A five-year, $500,000 grant will fund two professorships for new female faculty in the computer science and electrical and computer engineering departments at Duke University.
The grant from the Henry Luce Foundation’s Clare Boothe Luce (CBL) Program will further the university’s goal of attracting and supporting more women in those research areas, and creating more opportunity for women in science, technology, engineering and mathematics (STEM).
Duke is committing another $2.5 million to fully fund the positions at the Pratt School of Engineering and Trinity College of Arts & Sciences.
“University leadership, faculty and staff are deeply engaged in making Duke an even more inclusive and attractive institution for women in STEM, so receiving a Clare Boothe Luce professorship award is very exciting,” said Sally Kornbluth, Duke’s provost and James B. Duke Professor of Pharmacology and Cancer Biology. "The award will enable Duke to hire sought-after female candidates who will, in turn, inspire more women students to pursue careers in the sciences.”
The grant, which will be used to hire two assistant or associate professors, builds on a previous CBL grant that funded fellowships for three female graduate students at the Pratt School from 2006-08.
George Truskey, Pratt’s interim dean, said the professors “will be welcomed into an environment at Duke where women are valued and supported as academics and students, and are visible and active as leaders.”
“Junior faculty face immense pressure early in their careers, and expectations, stereotypes and traditions may delay or prevent career advancement,” Truskey said. “We are committed to fostering a culture that supports the career development of our entire faculty, with special emphasis on women and minorities.”
Since its first grants in 1989, the CBL program has become a significant source of private support for women in STEM. Clare Boothe Luce, the widow of magazine magnate Henry R. Luce, was a playwright, journalist, U.S. ambassador to Italy and the first woman elected to Congress from Connecticut.
In her bequest establishing the program at the Henry Luce Foundation, she sought “to encourage women to enter, study, graduate, and teach” in science, mathematics and engineering.
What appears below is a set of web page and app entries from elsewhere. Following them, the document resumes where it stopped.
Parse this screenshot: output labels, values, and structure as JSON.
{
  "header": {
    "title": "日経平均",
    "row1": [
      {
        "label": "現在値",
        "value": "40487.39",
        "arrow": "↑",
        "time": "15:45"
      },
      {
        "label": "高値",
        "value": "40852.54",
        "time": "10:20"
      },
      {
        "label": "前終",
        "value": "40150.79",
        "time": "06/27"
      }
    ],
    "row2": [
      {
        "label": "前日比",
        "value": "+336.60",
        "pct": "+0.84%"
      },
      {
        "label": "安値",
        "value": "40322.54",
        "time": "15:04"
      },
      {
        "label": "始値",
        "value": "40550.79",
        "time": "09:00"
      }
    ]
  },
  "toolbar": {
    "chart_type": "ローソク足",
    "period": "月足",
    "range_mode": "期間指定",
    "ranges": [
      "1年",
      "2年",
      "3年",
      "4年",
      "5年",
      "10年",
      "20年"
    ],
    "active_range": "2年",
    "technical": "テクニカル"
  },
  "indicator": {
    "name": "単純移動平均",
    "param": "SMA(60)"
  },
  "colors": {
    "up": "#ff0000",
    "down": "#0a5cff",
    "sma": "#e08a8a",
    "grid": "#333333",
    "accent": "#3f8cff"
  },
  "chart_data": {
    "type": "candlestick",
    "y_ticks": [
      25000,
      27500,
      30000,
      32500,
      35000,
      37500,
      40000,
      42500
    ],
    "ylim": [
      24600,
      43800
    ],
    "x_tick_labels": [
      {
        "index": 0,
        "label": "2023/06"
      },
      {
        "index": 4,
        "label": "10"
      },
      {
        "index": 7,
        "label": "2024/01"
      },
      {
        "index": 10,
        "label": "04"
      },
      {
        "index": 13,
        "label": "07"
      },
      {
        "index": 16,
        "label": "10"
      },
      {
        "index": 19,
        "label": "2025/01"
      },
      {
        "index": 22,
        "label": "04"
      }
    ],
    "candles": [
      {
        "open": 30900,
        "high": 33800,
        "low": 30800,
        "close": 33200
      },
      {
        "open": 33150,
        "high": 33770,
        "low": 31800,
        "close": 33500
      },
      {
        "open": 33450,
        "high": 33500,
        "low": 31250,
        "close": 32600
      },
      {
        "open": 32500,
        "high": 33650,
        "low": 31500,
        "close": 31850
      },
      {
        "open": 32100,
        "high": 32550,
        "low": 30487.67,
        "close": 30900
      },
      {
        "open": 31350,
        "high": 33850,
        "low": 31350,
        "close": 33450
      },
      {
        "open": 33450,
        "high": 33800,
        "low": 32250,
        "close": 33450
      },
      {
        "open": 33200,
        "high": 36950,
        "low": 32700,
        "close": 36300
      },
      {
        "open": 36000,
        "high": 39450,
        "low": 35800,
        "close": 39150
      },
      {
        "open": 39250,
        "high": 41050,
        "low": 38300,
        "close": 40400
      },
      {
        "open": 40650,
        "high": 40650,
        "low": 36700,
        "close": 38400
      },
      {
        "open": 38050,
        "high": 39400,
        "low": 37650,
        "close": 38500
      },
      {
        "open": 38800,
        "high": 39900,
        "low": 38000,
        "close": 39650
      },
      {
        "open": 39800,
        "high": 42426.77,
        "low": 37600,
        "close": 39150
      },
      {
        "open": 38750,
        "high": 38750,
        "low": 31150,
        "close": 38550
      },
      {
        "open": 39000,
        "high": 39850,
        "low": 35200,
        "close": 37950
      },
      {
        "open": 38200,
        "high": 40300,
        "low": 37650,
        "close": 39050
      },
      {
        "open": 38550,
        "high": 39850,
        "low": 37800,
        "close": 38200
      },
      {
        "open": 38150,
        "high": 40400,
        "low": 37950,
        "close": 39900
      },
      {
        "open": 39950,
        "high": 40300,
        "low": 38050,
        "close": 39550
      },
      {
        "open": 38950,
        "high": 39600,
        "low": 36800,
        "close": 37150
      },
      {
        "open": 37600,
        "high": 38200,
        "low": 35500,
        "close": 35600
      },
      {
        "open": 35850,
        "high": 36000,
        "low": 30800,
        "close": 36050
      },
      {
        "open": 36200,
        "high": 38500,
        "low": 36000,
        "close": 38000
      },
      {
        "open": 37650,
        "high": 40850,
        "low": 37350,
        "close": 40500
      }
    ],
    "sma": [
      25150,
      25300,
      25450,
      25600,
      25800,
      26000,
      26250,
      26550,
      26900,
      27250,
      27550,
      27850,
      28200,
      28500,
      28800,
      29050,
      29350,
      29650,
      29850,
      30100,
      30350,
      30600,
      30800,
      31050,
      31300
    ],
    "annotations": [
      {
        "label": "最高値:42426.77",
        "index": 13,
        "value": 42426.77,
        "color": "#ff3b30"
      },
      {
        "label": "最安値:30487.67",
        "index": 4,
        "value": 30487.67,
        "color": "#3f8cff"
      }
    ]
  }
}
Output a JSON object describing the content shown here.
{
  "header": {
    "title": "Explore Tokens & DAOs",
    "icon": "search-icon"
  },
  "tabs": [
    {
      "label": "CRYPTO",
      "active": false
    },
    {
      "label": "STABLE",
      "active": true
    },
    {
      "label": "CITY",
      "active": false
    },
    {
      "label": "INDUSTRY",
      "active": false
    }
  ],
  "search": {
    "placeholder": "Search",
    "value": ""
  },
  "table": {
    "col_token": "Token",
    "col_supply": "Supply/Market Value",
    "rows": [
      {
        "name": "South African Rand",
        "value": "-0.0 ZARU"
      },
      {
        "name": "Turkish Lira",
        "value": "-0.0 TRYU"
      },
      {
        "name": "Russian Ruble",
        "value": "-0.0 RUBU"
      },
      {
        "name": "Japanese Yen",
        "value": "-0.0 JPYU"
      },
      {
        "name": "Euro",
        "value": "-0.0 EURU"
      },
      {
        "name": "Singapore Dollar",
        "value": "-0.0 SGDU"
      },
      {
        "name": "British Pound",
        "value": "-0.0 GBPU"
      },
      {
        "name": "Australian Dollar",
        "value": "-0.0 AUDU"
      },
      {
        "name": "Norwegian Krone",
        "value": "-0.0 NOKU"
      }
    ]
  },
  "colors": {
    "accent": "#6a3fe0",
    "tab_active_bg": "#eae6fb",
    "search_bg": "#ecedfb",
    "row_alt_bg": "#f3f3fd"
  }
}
The program has supported more than 1,900 women nationwide so far.